The records:
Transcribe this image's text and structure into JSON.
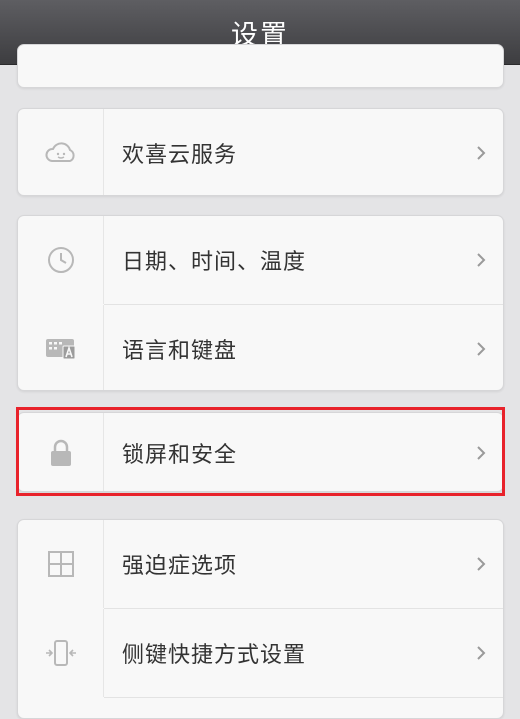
{
  "header": {
    "title": "设置"
  },
  "groups": [
    {
      "items": [
        {
          "label": "欢喜云服务",
          "icon": "cloud-icon"
        }
      ]
    },
    {
      "items": [
        {
          "label": "日期、时间、温度",
          "icon": "clock-icon"
        },
        {
          "label": "语言和键盘",
          "icon": "keyboard-icon"
        }
      ]
    },
    {
      "items": [
        {
          "label": "锁屏和安全",
          "icon": "lock-icon"
        }
      ]
    },
    {
      "items": [
        {
          "label": "强迫症选项",
          "icon": "grid-icon"
        },
        {
          "label": "侧键快捷方式设置",
          "icon": "phone-side-keys-icon"
        }
      ]
    }
  ],
  "highlight_color": "#e8222b"
}
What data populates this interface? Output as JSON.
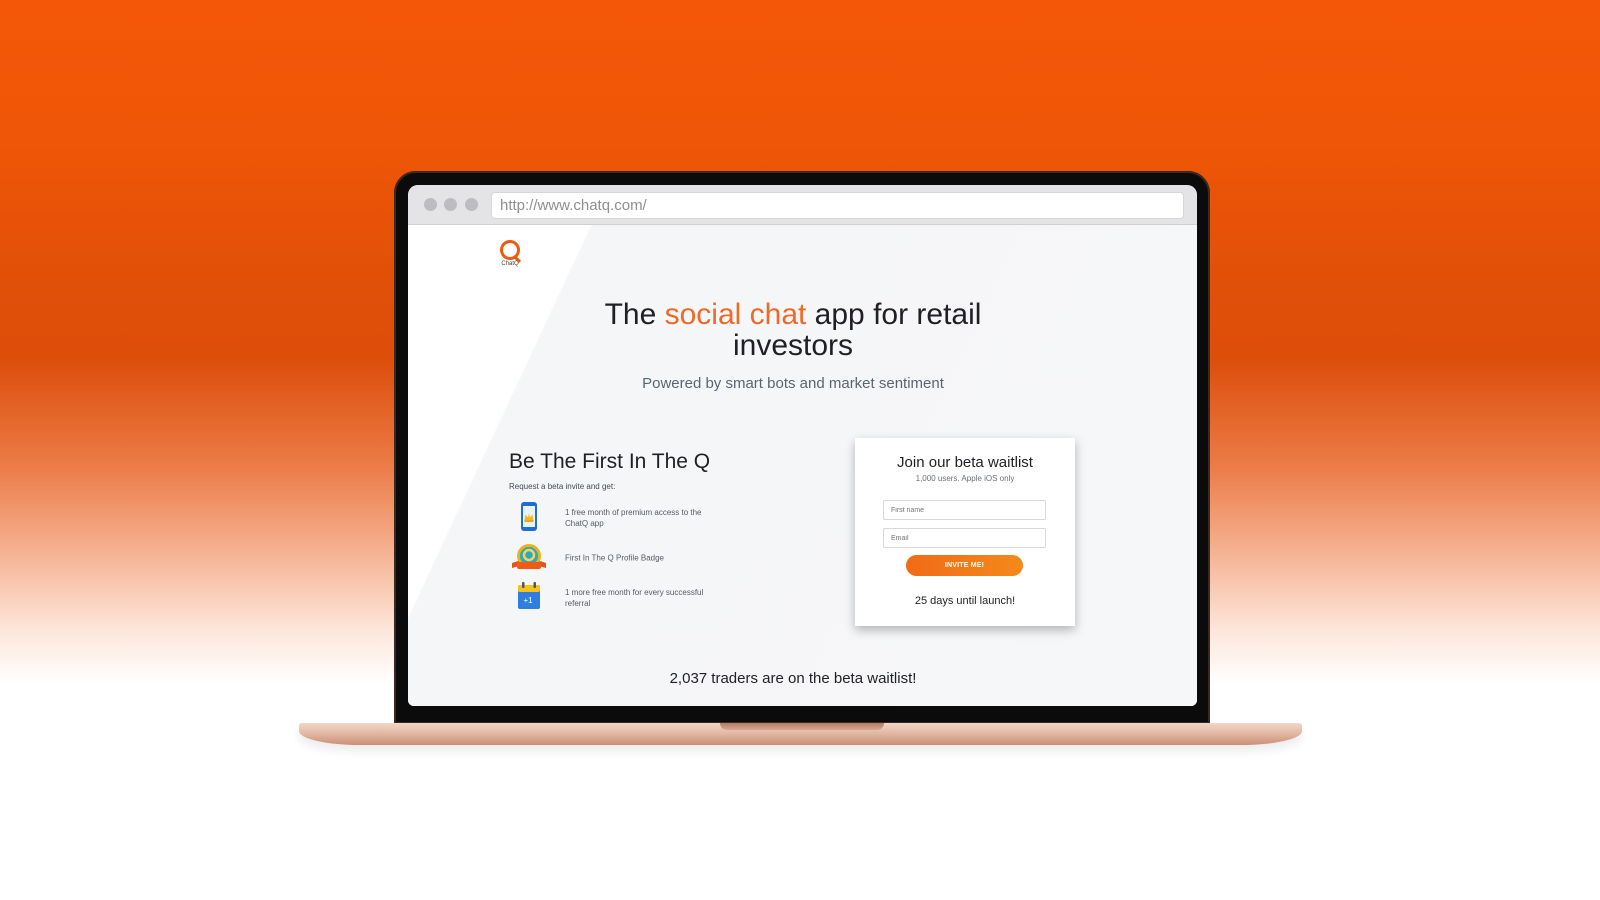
{
  "browser": {
    "url": "http://www.chatq.com/"
  },
  "logo": {
    "text": "ChatQ"
  },
  "hero": {
    "headline_before": "The ",
    "headline_accent": "social chat",
    "headline_after": " app for retail investors",
    "subhead": "Powered by smart bots and market sentiment"
  },
  "perks": {
    "title": "Be The First In The Q",
    "intro": "Request a beta invite and get:",
    "items": [
      {
        "icon": "phone-crown-icon",
        "text": "1 free month of premium access to the ChatQ app"
      },
      {
        "icon": "badge-ribbon-icon",
        "text": "First In The Q Profile Badge"
      },
      {
        "icon": "calendar-plus-one-icon",
        "text": "1 more free month for every successful referral",
        "badge": "+1"
      }
    ]
  },
  "signup": {
    "title": "Join our beta waitlist",
    "subtitle": "1,000 users. Apple iOS only",
    "first_name_placeholder": "First name",
    "email_placeholder": "Email",
    "button_label": "INVITE ME!",
    "countdown": "25 days until launch!"
  },
  "footer": {
    "waitlist_count": "2,037 traders are on the beta waitlist!"
  },
  "colors": {
    "accent": "#ef6a26",
    "button": "#f26b16"
  }
}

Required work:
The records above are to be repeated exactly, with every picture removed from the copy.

Problem solution:
Transcribe this image's text and structure into JSON.
{
  "header": {
    "title": "设置"
  },
  "groups": [
    {
      "items": [
        {
          "label": "欢喜云服务",
          "icon": "cloud-icon"
        }
      ]
    },
    {
      "items": [
        {
          "label": "日期、时间、温度",
          "icon": "clock-icon"
        },
        {
          "label": "语言和键盘",
          "icon": "keyboard-icon"
        }
      ]
    },
    {
      "items": [
        {
          "label": "锁屏和安全",
          "icon": "lock-icon"
        }
      ]
    },
    {
      "items": [
        {
          "label": "强迫症选项",
          "icon": "grid-icon"
        },
        {
          "label": "侧键快捷方式设置",
          "icon": "phone-side-keys-icon"
        }
      ]
    }
  ],
  "highlight_color": "#e8222b"
}
What data populates this interface? Output as JSON.
{
  "browser": {
    "url": "http://www.chatq.com/"
  },
  "logo": {
    "text": "ChatQ"
  },
  "hero": {
    "headline_before": "The ",
    "headline_accent": "social chat",
    "headline_after": " app for retail investors",
    "subhead": "Powered by smart bots and market sentiment"
  },
  "perks": {
    "title": "Be The First In The Q",
    "intro": "Request a beta invite and get:",
    "items": [
      {
        "icon": "phone-crown-icon",
        "text": "1 free month of premium access to the ChatQ app"
      },
      {
        "icon": "badge-ribbon-icon",
        "text": "First In The Q Profile Badge"
      },
      {
        "icon": "calendar-plus-one-icon",
        "text": "1 more free month for every successful referral",
        "badge": "+1"
      }
    ]
  },
  "signup": {
    "title": "Join our beta waitlist",
    "subtitle": "1,000 users. Apple iOS only",
    "first_name_placeholder": "First name",
    "email_placeholder": "Email",
    "button_label": "INVITE ME!",
    "countdown": "25 days until launch!"
  },
  "footer": {
    "waitlist_count": "2,037 traders are on the beta waitlist!"
  },
  "colors": {
    "accent": "#ef6a26",
    "button": "#f26b16"
  }
}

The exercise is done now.